At the start of the 6-week program, all participants responded to a food questionnaire regarding what they had eaten within the last 24 hours. They also were weighed and their height and waist circumference measured. The women were then randomly assigned to one of two groups. The control group did not attend Mindful Restaurant Eating meetings and simply returned after 6 weeks to again respond to a food questionnaire as well as being weighed and have their waist circumference measured again.
The intervention group attended "Mindful Restaurant Eating," a 6-week program of 2-hour weekly meetings. These meetings included such topics as general weight management, strategies to prevent weight gain, education about proper portion sizes, strategies to improve their feelings of fullness, and strategies for making better choices in specific types of restaurants. Each week they also participated in Mindful Eating Meditations, which the researchers describe as "the intentional, nonjudgemental focus on the present eating experience." For example, they were taught to savor specific flavors, listen to their bodies' signals of fullness and satiety, and to enjoy the act of eating.
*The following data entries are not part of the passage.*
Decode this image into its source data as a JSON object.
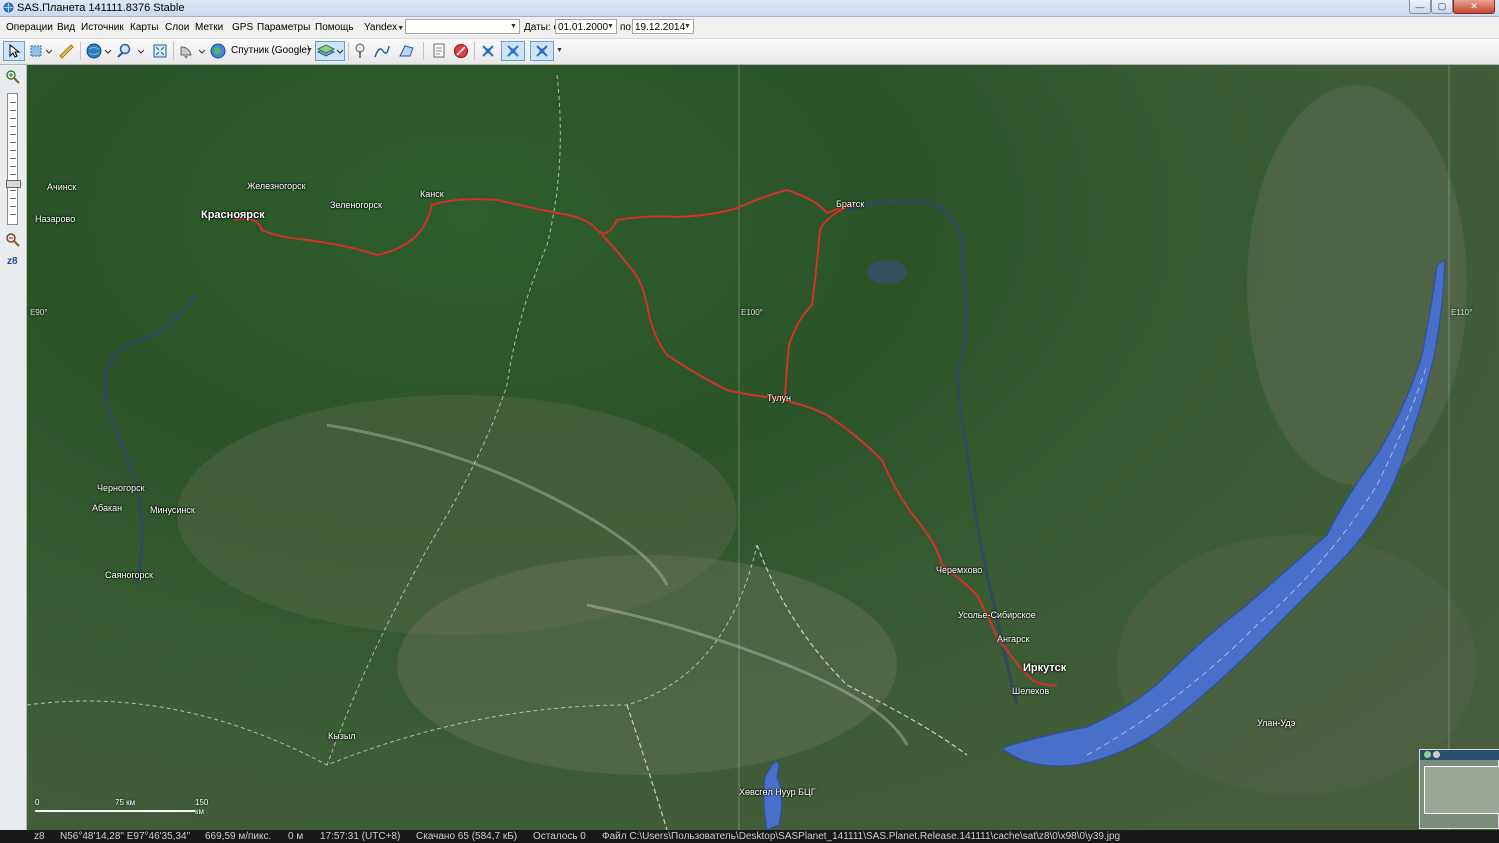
{
  "window": {
    "title": "SAS.Планета 141111.8376 Stable"
  },
  "menu": {
    "items": [
      "Операции",
      "Вид",
      "Источник",
      "Карты",
      "Слои",
      "Метки",
      "GPS",
      "Параметры",
      "Помощь"
    ],
    "search_provider": "Yandex",
    "search_value": "",
    "dates_label": "Даты: с",
    "date_from": "01.01.2000",
    "date_to_label": "по",
    "date_to": "19.12.2014"
  },
  "toolbar": {
    "map_source_label": "Спутник (Google)"
  },
  "zoom": {
    "level_label": "z8",
    "level": 8
  },
  "map": {
    "grid_labels": [
      "E90°",
      "E100°",
      "E110°"
    ],
    "cities": [
      {
        "name": "Ачинск",
        "major": false
      },
      {
        "name": "Железногорск",
        "major": false
      },
      {
        "name": "Назарово",
        "major": false
      },
      {
        "name": "Красноярск",
        "major": true
      },
      {
        "name": "Зеленогорск",
        "major": false
      },
      {
        "name": "Канск",
        "major": false
      },
      {
        "name": "Братск",
        "major": false
      },
      {
        "name": "Тулун",
        "major": false
      },
      {
        "name": "Черногорск",
        "major": false
      },
      {
        "name": "Абакан",
        "major": false
      },
      {
        "name": "Минусинск",
        "major": false
      },
      {
        "name": "Саяногорск",
        "major": false
      },
      {
        "name": "Черемхово",
        "major": false
      },
      {
        "name": "Усолье-Сибирское",
        "major": false
      },
      {
        "name": "Ангарск",
        "major": false
      },
      {
        "name": "Иркутск",
        "major": true
      },
      {
        "name": "Шелехов",
        "major": false
      },
      {
        "name": "Улан-Удэ",
        "major": false
      },
      {
        "name": "Кызыл",
        "major": false
      },
      {
        "name": "Хөвсгөл Нуур БЦГ",
        "major": false
      }
    ],
    "scale": {
      "zero": "0",
      "mid": "75 км",
      "end": "150 км"
    },
    "route_color": "#d2322a",
    "lake_color": "#4a6fc8"
  },
  "status": {
    "zoom": "z8",
    "coords": "N56°48'14,28\" E97°46'35,34\"",
    "resolution": "669,59 м/пикс.",
    "altitude": "0 м",
    "time": "17:57:31 (UTC+8)",
    "downloaded": "Скачано 65 (584,7 кБ)",
    "remaining": "Осталось 0",
    "file": "Файл C:\\Users\\Пользователь\\Desktop\\SASPlanet_141111\\SAS.Planet.Release.141111\\cache\\sat\\z8\\0\\x98\\0\\y39.jpg"
  }
}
At the end of the six weeks, the researchers found that those women who had attended the Mindful Restaurant Eating program not only gained less weight than their counterparts in the control group, they actually lost weight (an average of about 3.74 pounds) even though almost 70% of the participants said at the start of the study that they were not trying to lose weight. The food questionnaires revealed that the women were eating about 300 fewer calories per day after attending the Mindful Restaurant Eating program, but most of that reduction in calories was due to foods eaten at home, not while they were eating out. (The women continued to eat out just as frequently as they had before the study.)
This is a very small study, but it certainly supports the idea that learning about appropriate portion size and how to make healthier choices at restaurants can help you manage your weight or even lose weight. Here are some resources to help you that are right here at DrGourmet.com:
First posted: January 18, 2012